NPP: The EC Must Not Tamper With Biometric Verification Machines
Written by danquahinstitute.org Wednesday, 19 December 2012 15:13
His call comes amid reports of District Returning Officers, including from Akwatia and Old Tafo, alleging that they have received instructions from Accra to reset to zero verification machines used at the polling stations.
“We hope that this is not true, because it would amount to tampering with evidence and in clear breach of the law governing public elections which provides that all material documents and materials must be preserved for at least one year after an election,” the NPP General Secretary explained.
"The NPP is about to embark upon the most important legal case in Ghana's history, which we are confident will nullify the illegitimate declaration by the EC on December 9 and the inauguration of a President on the basis of a fraudulent vote count and declaration.
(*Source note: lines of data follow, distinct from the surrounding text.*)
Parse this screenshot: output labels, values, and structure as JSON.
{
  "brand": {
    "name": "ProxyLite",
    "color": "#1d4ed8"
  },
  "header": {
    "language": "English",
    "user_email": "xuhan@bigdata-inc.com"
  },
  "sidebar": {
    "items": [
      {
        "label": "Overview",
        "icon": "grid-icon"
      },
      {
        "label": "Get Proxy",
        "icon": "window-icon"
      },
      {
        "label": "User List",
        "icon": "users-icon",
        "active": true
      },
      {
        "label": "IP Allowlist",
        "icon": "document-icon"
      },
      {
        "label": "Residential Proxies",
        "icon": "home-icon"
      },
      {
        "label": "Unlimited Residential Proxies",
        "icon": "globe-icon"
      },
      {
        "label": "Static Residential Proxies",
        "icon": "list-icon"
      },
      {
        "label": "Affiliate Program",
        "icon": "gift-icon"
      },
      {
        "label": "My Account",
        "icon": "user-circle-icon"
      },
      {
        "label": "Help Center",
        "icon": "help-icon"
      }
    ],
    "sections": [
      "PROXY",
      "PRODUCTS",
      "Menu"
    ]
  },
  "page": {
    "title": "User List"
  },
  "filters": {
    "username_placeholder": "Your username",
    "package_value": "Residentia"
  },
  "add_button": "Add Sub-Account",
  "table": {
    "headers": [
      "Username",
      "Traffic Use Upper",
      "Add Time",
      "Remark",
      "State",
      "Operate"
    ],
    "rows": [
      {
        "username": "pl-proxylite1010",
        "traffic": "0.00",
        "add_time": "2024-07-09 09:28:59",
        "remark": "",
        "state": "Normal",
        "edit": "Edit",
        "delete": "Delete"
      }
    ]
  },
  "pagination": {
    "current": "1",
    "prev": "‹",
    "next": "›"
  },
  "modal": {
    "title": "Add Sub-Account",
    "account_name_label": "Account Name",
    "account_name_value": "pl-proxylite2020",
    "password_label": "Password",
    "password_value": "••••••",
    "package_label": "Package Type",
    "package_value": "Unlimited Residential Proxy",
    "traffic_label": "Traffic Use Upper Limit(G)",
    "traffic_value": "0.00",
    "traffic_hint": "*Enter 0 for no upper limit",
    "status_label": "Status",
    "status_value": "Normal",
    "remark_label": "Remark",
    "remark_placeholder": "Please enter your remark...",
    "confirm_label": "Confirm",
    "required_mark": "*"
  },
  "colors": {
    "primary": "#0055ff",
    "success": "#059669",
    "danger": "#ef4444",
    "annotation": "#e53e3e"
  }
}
“These biometric machines are likely to be used as evidence to show that the actual vote count in many areas, especially, NDC strongholds, far exceeds the number of biometric verifications. We have reason to suspect that the NDC and some EC officials collaborated together in a systematic, deliberate, and coordinated manner to break the law and disenfranchise voters who followed the correct procedures,” Owusu-Afriyie or "Sir John", as he is popularly known, said.
Section 43 of Public Elections Regulations, 2012 (CI 75) says the EC shall seal up and “retain for a year documents forwarded to the Commission; and destroy the documents after a year unless otherwise directed by a court.”
“Documents”, Sir John argued, include electronic documents, captured on the biometric verification machines, which indicate how many voters were actually verified and okayed to vote. So to destroy them is to actively destroy evidence and to institutionalize a grand cover-up. The EC has a legal responsibility to protect such materials that parties to any suit are likely to rely on. It would only sanction any premature obliteration of information on the machines if it were guilty in this matter and wished to use criminal means to cover its tracks,” Sir John argued.
He also noted the following:
1. The biometric verification system is meant to improve the integrity and credibility of the elections by ensuring that only valid registered voters vote in the 2012 elections.
2. According to C1 75, Section 30, subsection (2), the law governing public elections in Ghana stipulates, "The voter SHALL go through a biometric verification process."
3. According to C1 75, Section 34, subsection (1): "Where the proceedings at a polling station are interrupted or obstructed by (a) riot, open violence, storm, flood, or other natural catastrophe or (b) the breakdown of an equipment the presiding officer SHALL in consultation with the returning officer and subject to the approval of the Commission, adjourn the proceedings to the following day."
4. According to C1 75 Section 43, subsection (3), all voting materials must be kept for one year because of the possibility of a legal challenge to the results declared by the EC.
Sir John concluded, “If indeed these orders have been given, as we hope they have not, the EC will face the wrath of the law, because the law is clear on the duration with which ballot boxes and their contents, which include the verification machines, should be kept. The NDC clearly wishes the EC will tamper with the evidence as part and parcel of their effort to turn Ghana into a corrupt party-state.
They are desperate to cover up lies and trickery with more lies and trickery to continue rigging this election for John Mahama. But the NPP believes in Ghana's institutions and we put our faith in the court to restore the sovereign will of the Ghanaian people that has been violated by this criminal cover up perpetrated by the NDC," he stressed.